§ **WORK REQUEST**
Pick every line from the data below that contains the string "JSON" and copy it.

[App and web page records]
- - -
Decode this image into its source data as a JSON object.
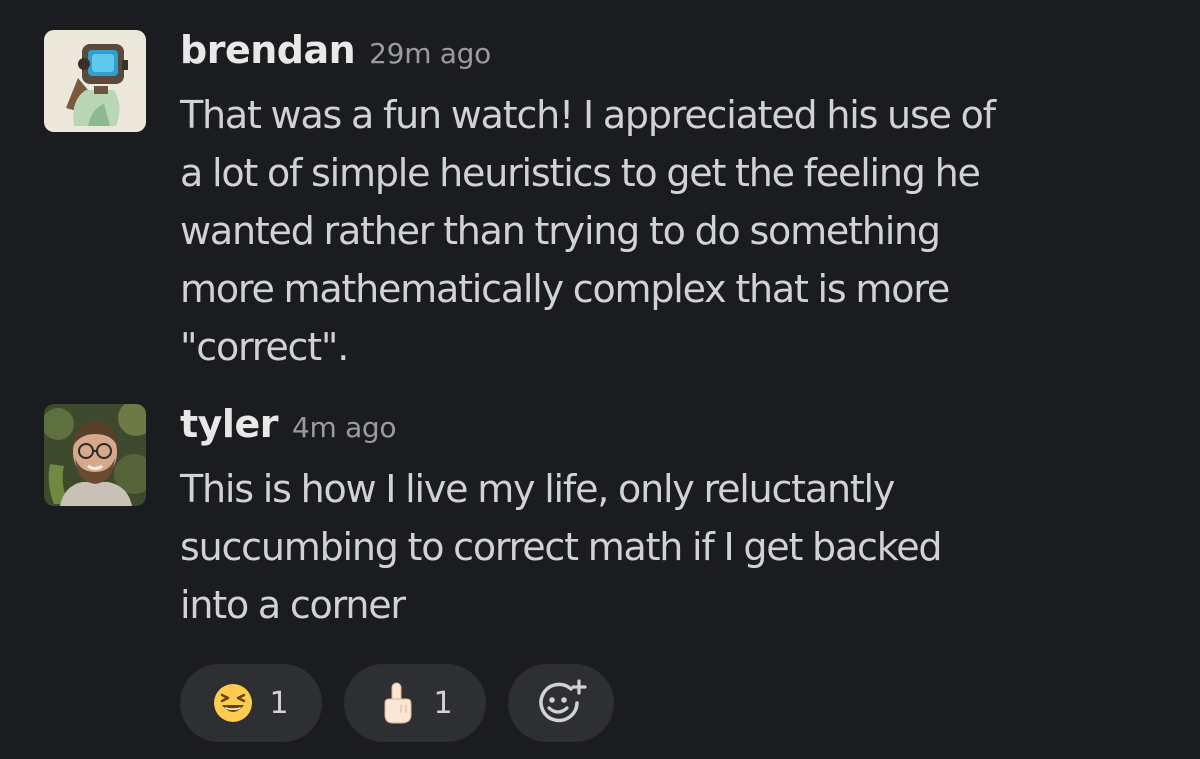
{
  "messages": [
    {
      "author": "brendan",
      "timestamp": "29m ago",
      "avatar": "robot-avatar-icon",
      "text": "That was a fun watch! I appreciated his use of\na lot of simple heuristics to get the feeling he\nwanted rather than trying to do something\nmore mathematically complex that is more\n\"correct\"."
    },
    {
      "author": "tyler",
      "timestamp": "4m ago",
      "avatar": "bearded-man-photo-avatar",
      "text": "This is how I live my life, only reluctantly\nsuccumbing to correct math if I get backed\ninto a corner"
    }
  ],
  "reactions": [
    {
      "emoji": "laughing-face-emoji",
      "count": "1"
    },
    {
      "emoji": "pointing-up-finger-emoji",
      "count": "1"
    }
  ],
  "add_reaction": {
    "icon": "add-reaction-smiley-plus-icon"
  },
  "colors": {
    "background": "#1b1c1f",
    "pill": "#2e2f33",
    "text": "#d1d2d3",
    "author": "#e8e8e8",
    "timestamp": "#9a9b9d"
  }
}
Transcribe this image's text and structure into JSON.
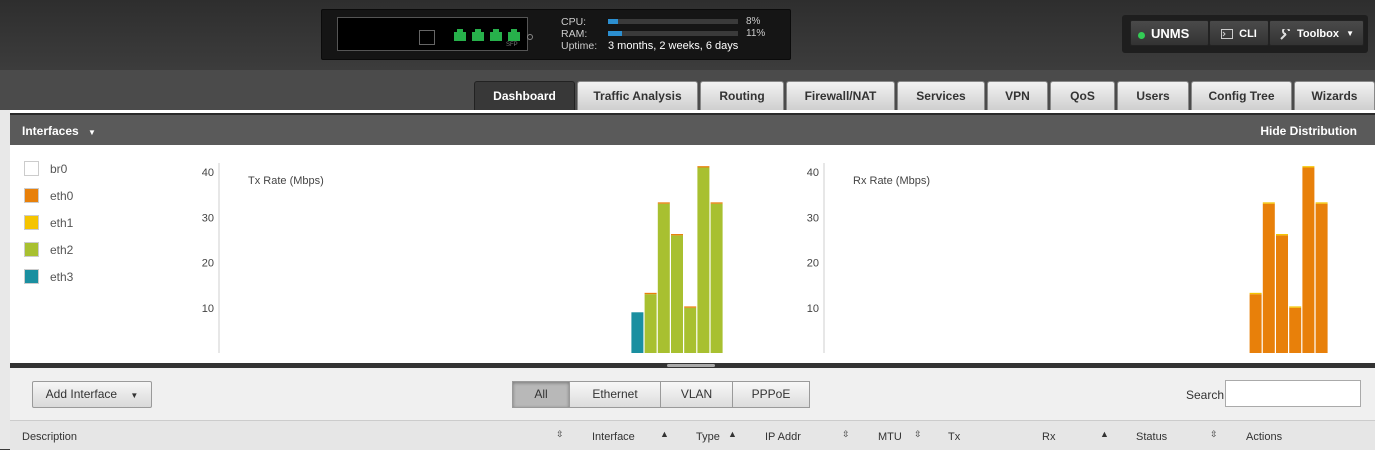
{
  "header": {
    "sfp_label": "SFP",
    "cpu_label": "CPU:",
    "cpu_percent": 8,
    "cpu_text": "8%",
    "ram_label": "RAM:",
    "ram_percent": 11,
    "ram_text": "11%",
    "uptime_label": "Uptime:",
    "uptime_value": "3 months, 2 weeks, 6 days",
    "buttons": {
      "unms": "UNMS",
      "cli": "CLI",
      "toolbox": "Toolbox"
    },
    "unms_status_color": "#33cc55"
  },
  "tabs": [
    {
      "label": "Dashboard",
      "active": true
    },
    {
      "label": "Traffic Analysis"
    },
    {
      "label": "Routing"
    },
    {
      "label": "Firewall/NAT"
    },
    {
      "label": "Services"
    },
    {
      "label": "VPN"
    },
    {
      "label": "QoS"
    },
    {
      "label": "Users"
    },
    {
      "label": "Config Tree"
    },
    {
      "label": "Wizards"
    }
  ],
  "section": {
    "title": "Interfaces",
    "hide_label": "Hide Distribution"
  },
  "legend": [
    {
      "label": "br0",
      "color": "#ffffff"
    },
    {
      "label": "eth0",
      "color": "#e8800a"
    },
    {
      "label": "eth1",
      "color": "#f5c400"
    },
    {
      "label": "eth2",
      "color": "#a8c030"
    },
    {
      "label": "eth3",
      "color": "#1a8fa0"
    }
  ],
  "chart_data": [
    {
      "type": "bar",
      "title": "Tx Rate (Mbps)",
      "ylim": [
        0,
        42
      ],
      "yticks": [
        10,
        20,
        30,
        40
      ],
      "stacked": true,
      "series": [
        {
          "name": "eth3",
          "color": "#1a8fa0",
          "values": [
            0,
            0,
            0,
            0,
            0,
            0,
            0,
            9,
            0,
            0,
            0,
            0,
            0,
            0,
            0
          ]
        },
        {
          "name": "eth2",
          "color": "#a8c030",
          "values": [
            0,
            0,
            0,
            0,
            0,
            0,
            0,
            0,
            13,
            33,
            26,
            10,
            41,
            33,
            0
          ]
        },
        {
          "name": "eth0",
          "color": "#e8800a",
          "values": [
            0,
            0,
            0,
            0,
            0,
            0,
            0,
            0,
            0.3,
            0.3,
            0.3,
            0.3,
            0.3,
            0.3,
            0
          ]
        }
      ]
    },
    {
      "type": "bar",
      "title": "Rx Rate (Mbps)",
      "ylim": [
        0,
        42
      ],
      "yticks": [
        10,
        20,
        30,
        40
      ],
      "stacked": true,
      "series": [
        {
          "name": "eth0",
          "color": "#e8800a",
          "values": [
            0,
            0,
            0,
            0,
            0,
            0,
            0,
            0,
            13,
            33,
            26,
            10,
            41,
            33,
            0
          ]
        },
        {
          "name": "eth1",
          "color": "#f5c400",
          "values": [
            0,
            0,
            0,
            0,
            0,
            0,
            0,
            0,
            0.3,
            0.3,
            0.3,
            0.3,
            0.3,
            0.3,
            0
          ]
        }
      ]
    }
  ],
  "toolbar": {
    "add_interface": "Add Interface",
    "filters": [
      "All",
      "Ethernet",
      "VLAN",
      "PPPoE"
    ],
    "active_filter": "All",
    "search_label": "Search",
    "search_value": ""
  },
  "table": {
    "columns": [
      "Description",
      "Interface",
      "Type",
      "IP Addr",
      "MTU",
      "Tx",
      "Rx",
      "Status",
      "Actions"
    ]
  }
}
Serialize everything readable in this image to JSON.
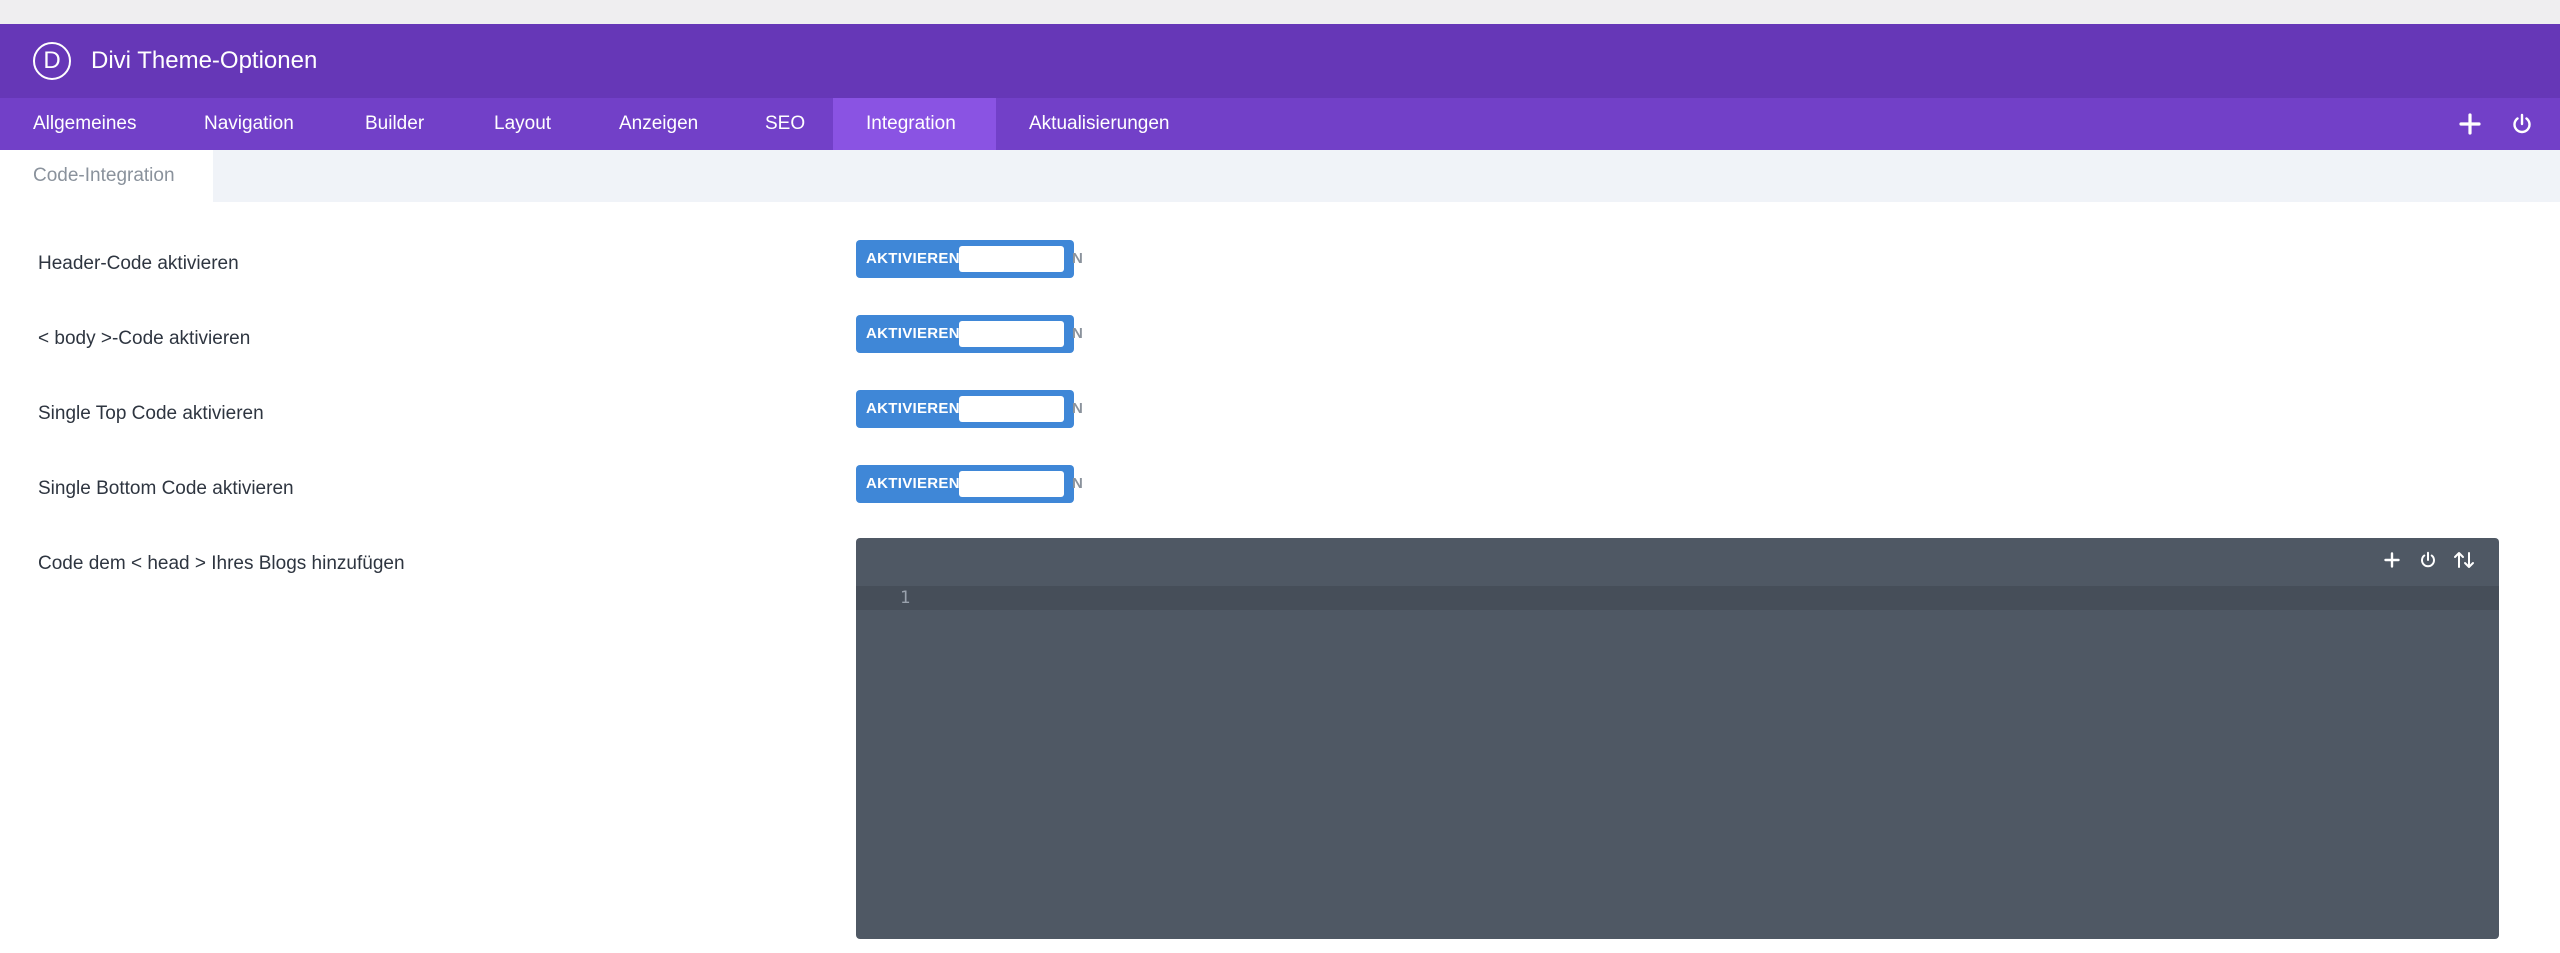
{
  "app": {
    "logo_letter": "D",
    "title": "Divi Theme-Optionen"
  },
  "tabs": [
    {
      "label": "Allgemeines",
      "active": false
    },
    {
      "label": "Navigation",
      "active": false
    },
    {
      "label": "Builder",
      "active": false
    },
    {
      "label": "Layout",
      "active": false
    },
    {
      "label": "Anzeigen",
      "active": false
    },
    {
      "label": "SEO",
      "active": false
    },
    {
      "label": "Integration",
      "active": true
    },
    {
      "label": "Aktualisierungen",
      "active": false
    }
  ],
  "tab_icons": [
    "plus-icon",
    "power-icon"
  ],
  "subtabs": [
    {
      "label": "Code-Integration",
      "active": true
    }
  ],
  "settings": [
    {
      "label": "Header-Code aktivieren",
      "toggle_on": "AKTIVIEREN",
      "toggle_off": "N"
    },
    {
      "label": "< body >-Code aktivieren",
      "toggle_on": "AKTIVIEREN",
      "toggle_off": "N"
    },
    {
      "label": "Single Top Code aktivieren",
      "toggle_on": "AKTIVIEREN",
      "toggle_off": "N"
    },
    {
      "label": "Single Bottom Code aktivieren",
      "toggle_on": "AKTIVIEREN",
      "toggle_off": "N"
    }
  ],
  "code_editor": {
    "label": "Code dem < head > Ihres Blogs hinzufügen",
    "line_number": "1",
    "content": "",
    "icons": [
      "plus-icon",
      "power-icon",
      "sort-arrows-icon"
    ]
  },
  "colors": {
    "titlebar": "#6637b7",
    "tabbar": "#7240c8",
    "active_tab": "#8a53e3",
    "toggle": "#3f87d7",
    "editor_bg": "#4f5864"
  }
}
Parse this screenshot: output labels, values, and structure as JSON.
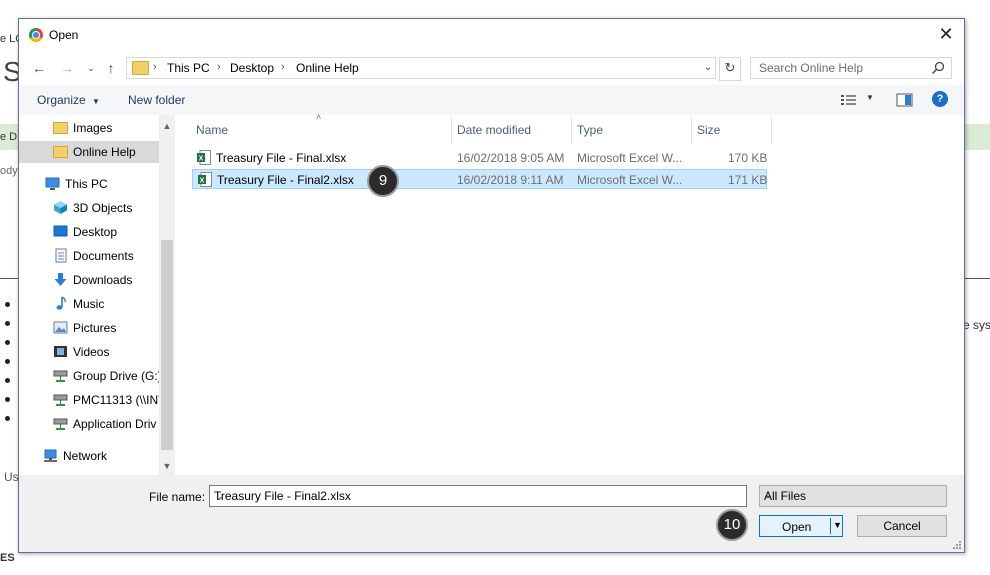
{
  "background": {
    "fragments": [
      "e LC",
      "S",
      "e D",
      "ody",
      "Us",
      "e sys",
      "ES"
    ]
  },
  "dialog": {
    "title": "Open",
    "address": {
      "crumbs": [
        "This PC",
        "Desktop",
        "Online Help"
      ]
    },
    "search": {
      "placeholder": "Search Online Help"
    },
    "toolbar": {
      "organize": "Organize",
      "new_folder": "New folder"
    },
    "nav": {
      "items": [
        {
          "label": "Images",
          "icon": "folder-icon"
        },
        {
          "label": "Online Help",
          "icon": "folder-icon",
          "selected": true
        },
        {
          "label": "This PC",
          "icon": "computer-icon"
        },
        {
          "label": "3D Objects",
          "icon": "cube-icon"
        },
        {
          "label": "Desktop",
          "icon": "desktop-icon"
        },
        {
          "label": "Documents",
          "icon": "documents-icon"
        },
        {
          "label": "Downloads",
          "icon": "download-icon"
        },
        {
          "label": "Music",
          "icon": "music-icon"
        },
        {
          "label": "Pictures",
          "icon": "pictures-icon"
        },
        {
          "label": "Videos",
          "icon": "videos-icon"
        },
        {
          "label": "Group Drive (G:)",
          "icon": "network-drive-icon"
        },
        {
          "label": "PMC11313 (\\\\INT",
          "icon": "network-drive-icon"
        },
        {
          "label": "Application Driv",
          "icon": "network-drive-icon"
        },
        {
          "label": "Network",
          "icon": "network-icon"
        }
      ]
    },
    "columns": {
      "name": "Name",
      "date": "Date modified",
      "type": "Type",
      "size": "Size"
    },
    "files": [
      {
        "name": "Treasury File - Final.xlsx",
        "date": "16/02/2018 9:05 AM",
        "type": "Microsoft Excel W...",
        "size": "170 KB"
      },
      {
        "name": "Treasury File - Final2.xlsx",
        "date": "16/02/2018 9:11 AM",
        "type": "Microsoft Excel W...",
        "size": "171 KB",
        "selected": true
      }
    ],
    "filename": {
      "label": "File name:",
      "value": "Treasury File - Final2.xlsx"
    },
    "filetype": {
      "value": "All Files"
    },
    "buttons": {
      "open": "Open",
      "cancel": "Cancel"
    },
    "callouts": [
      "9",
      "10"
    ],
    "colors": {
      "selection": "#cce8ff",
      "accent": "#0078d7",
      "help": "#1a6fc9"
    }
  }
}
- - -
§ **RESPONSE**
Decode this image into its source data as a JSON object.
Transcribe this image's text and structure into JSON.
Serialize everything readable in this image to JSON.
Parse this screenshot: output labels, values, and structure as JSON.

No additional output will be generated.